Thankfully, with a little care, and a watchful eye, the Moka Pot can turn out a beautifully rich and smooth espresso, with the caffeine jolt you may have experienced as a youth “testing” an electric fence. 

Time-wise, the Moka Pot should take a few minutes of careful heat management and patient expectation. If you have one of these hiding away in the back of your cupboard, give it another go and experience what has made this one of the planets most cherished brew methods. 


This is a tricky one to classify because of its versatility. The brew that results from our own recipe instructions is as close to an espresso as you’ll find without actually being an espresso. 

However, it is also relatively easy to find recipes for other brew styles all the way through to filter. 

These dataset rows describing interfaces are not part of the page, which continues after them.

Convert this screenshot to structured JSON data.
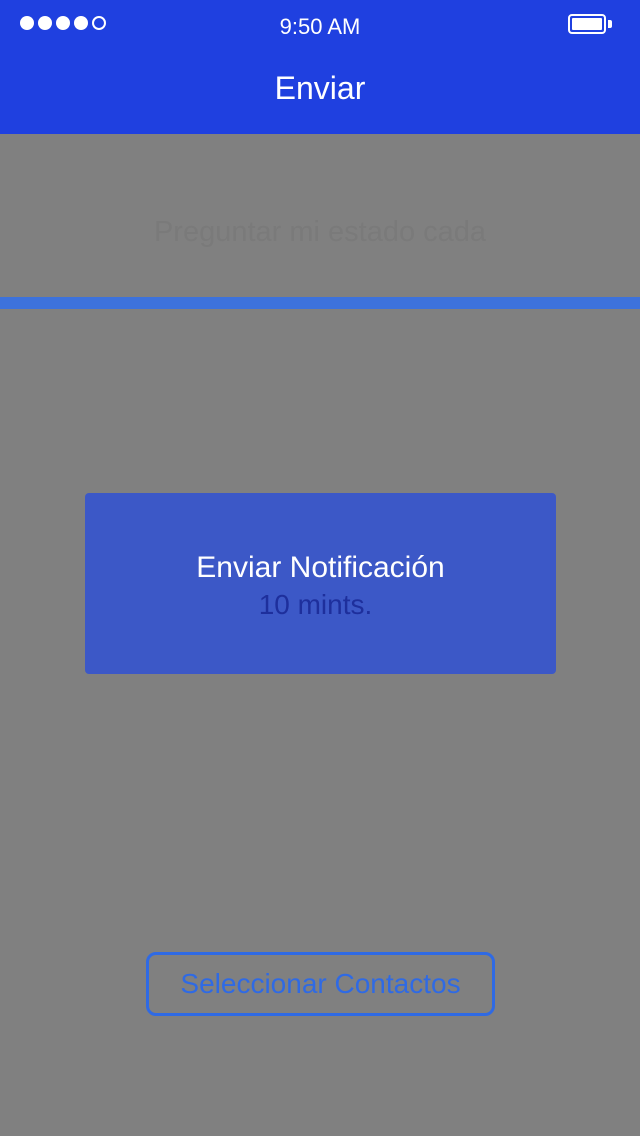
{
  "status_bar": {
    "time": "9:50 AM",
    "signal_icon": "signal-dots-icon",
    "battery_icon": "battery-icon"
  },
  "nav": {
    "title": "Enviar"
  },
  "ask": {
    "label": "Preguntar mi estado cada"
  },
  "dialog": {
    "title": "Enviar Notificación",
    "value": "10 mints."
  },
  "actions": {
    "select_contacts_label": "Seleccionar Contactos"
  },
  "colors": {
    "header_bg": "#1f40e0",
    "overlay_bg": "#808080",
    "dialog_bg": "#3c58c7",
    "accent": "#2f6ae4"
  }
}
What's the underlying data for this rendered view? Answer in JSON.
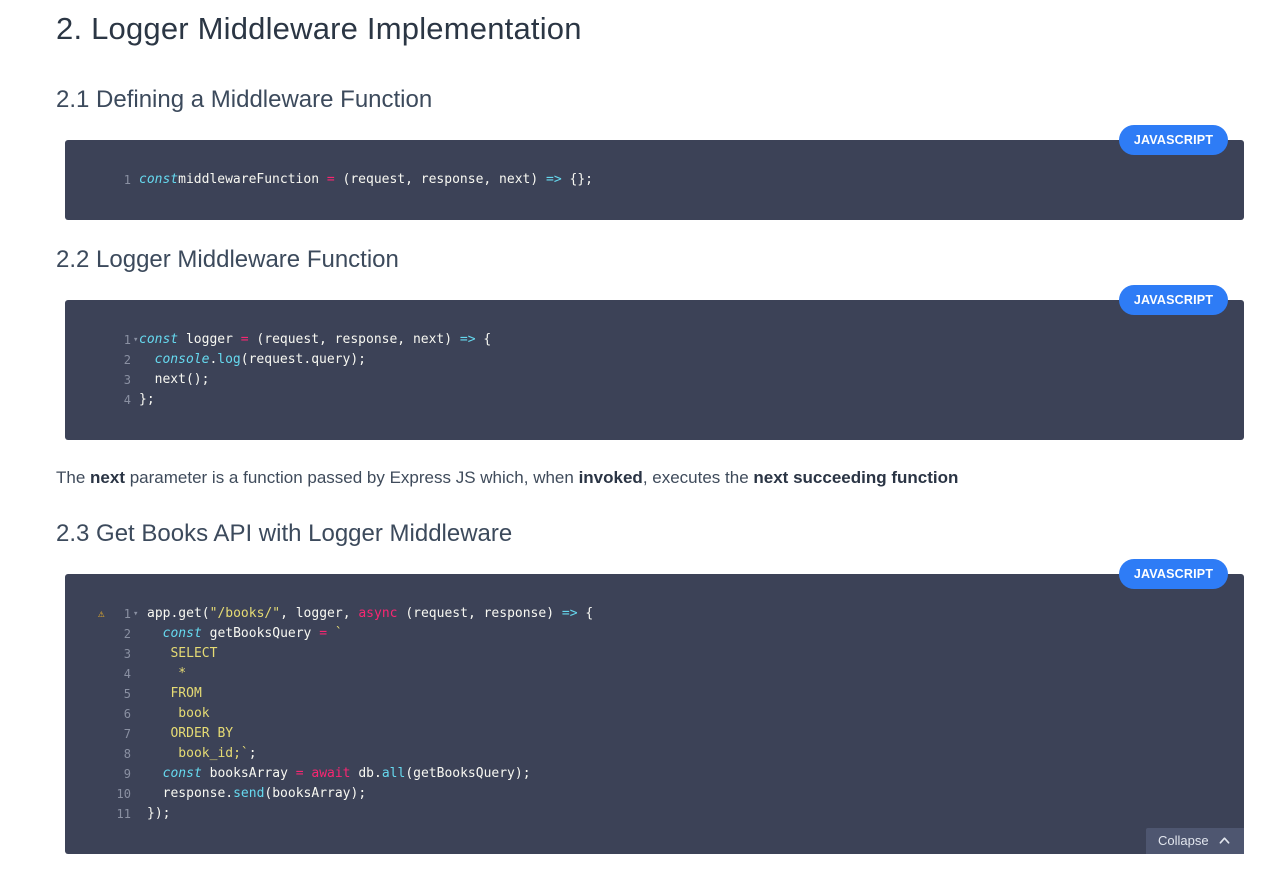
{
  "page": {
    "title": "2. Logger Middleware Implementation"
  },
  "sections": [
    {
      "heading": "2.1 Defining a Middleware Function",
      "language_label": "JAVASCRIPT"
    },
    {
      "heading": "2.2 Logger Middleware Function",
      "language_label": "JAVASCRIPT"
    },
    {
      "heading": "2.3 Get Books API with Logger Middleware",
      "language_label": "JAVASCRIPT",
      "collapse_label": "Collapse"
    }
  ],
  "paragraph": {
    "part1": "The ",
    "bold1": "next",
    "part2": " parameter is a function passed by Express JS which, when ",
    "bold2": "invoked",
    "part3": ", executes the ",
    "bold3": "next succeeding function"
  },
  "code": {
    "block1": [
      {
        "n": "1",
        "fold": "",
        "tokens": [
          [
            "kw-italic",
            "const"
          ],
          [
            "",
            "middlewareFunction "
          ],
          [
            "op",
            "="
          ],
          [
            "",
            " (request, response, next) "
          ],
          [
            "fn-cyan",
            "=>"
          ],
          [
            "",
            " {};"
          ]
        ]
      }
    ],
    "block2": [
      {
        "n": "1",
        "fold": "▾",
        "tokens": [
          [
            "kw-italic",
            "const"
          ],
          [
            "",
            " logger "
          ],
          [
            "op",
            "="
          ],
          [
            "",
            " (request, response, next) "
          ],
          [
            "fn-cyan",
            "=>"
          ],
          [
            "",
            " {"
          ]
        ]
      },
      {
        "n": "2",
        "fold": "",
        "tokens": [
          [
            "",
            "  "
          ],
          [
            "kw-italic",
            "console"
          ],
          [
            "",
            "."
          ],
          [
            "fn-cyan",
            "log"
          ],
          [
            "",
            "(request.query);"
          ]
        ]
      },
      {
        "n": "3",
        "fold": "",
        "tokens": [
          [
            "",
            "  next();"
          ]
        ]
      },
      {
        "n": "4",
        "fold": "",
        "tokens": [
          [
            "",
            "};"
          ]
        ]
      }
    ],
    "block3": [
      {
        "n": "1",
        "fold": "▾",
        "warn": true,
        "tokens": [
          [
            "",
            "app.get("
          ],
          [
            "str",
            "\"/books/\""
          ],
          [
            "",
            ", logger, "
          ],
          [
            "kw-pink",
            "async"
          ],
          [
            "",
            " (request, response) "
          ],
          [
            "fn-cyan",
            "=>"
          ],
          [
            "",
            " {"
          ]
        ]
      },
      {
        "n": "2",
        "fold": "",
        "tokens": [
          [
            "",
            "  "
          ],
          [
            "kw-italic",
            "const"
          ],
          [
            "",
            " getBooksQuery "
          ],
          [
            "op",
            "="
          ],
          [
            "",
            " "
          ],
          [
            "str",
            "`"
          ]
        ]
      },
      {
        "n": "3",
        "fold": "",
        "tokens": [
          [
            "str",
            "   SELECT"
          ]
        ]
      },
      {
        "n": "4",
        "fold": "",
        "tokens": [
          [
            "str",
            "    *"
          ]
        ]
      },
      {
        "n": "5",
        "fold": "",
        "tokens": [
          [
            "str",
            "   FROM"
          ]
        ]
      },
      {
        "n": "6",
        "fold": "",
        "tokens": [
          [
            "str",
            "    book"
          ]
        ]
      },
      {
        "n": "7",
        "fold": "",
        "tokens": [
          [
            "str",
            "   ORDER BY"
          ]
        ]
      },
      {
        "n": "8",
        "fold": "",
        "tokens": [
          [
            "str",
            "    book_id;`"
          ],
          [
            "",
            ";"
          ]
        ]
      },
      {
        "n": "9",
        "fold": "",
        "tokens": [
          [
            "",
            "  "
          ],
          [
            "kw-italic",
            "const"
          ],
          [
            "",
            " booksArray "
          ],
          [
            "op",
            "="
          ],
          [
            "",
            " "
          ],
          [
            "kw-pink",
            "await"
          ],
          [
            "",
            " db."
          ],
          [
            "fn-cyan",
            "all"
          ],
          [
            "",
            "(getBooksQuery);"
          ]
        ]
      },
      {
        "n": "10",
        "fold": "",
        "tokens": [
          [
            "",
            "  response."
          ],
          [
            "fn-cyan",
            "send"
          ],
          [
            "",
            "(booksArray);"
          ]
        ]
      },
      {
        "n": "11",
        "fold": "",
        "tokens": [
          [
            "",
            "});"
          ]
        ]
      }
    ]
  },
  "icons": {
    "warning": "warning-icon",
    "collapse": "chevron-up-icon",
    "fold": "fold-arrow-icon"
  },
  "colors": {
    "code_bg": "#3c4257",
    "badge_bg": "#2e7cf6",
    "keyword": "#66d9ef",
    "operator": "#f92672",
    "string": "#e6db74"
  }
}
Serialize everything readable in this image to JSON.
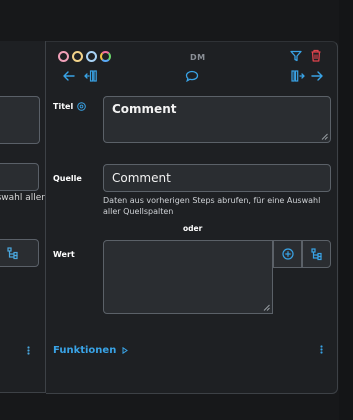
{
  "left_card": {
    "hint_fragment": "Daten aus vorherigen Steps abrufen, für eine Auswahl aller"
  },
  "card": {
    "initials": "DM",
    "circle_colors": [
      "#f0a0b8",
      "#f2d38a",
      "#a9d3f5",
      "multicolor"
    ],
    "icons": {
      "filter": "filter-icon",
      "trash": "trash-icon",
      "toolbar": [
        "arrow-left-icon",
        "insert-step-left-icon",
        "comment-icon",
        "insert-step-right-icon",
        "arrow-right-icon"
      ]
    },
    "fields": {
      "title_label": "Titel",
      "title_value": "Comment",
      "source_label": "Quelle",
      "source_value": "Comment",
      "source_hint": "Daten aus vorherigen Steps abrufen, für eine Auswahl aller Quellspalten",
      "or_label": "oder",
      "value_label": "Wert",
      "value_value": ""
    },
    "functions_label": "Funktionen"
  },
  "colors": {
    "accent": "#39a3e6",
    "danger": "#e0434d",
    "background": "#1e2023"
  }
}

In fact, the sheer number of recipes that can be found for the Aeropress to brew coffee in almost any way imaginable makes it an almost indispensable addition to every coffee enthusiasts kit.

Syphon/Vacuum Pot

This may well be the most visually interesting of all the brew methods with its blown glass chambers and alluring flame, not to mention the wow factor of the process itself.

If you want to have all your friends crowd around agape in amazement as you brew their coffee, then this is the method for you. In terms of flavour, this brews a medium intensity coffee, with the boldness of an immersion method and the clean taste of a filter. In layman’s terms, if you like a plunger, but don’t like the silty/muddiness of it, then the clean taste of the Syphon pot may be for you. 

It does take a few dedicated minutes of your time but in the end you’ll be glad you made the investment.


Quite possibly the easiest and most forgiving brew method, a plunger can be found in most households in Australia.

But don’t let that fool you, the plunger when done right, can give you a truly lovely cup of coffee. 

The plunger is traditionally the way that most enlightened people make the enlightened move from decidedly unenlightened instant coffee to freshly roasted (and of course, enlightened) coffee. 

It can be as easy as pouring some hot water on a scoop or two of ground coffee, and waiting, or as hard as grinding a specific amount of coffee and pouring on water at a specific temperature and waiting a specific time. 

Whether you want to take the easy road or the harder, but more delicious road, you can be sure of a full flavoured cuppa joe.


Once the domain of diners and bad restaurants, filter brewed coffee has come a long way. At home, the automatic drip filter can be easily used to make a larger amount of coffee for a group (or several for yourself) in a short time. Alternatively, there are several products that can give you a much better cup, with slightly more time investment.  

The Hario V60 and the Chemex are two such products with which you can hand brew your coffee just the way you like it. 

For the most part, filter brew methods highlight the brighter, juicier, fruitier tones in a coffee. 

So which brew method will you use? Let us know in the comments below :)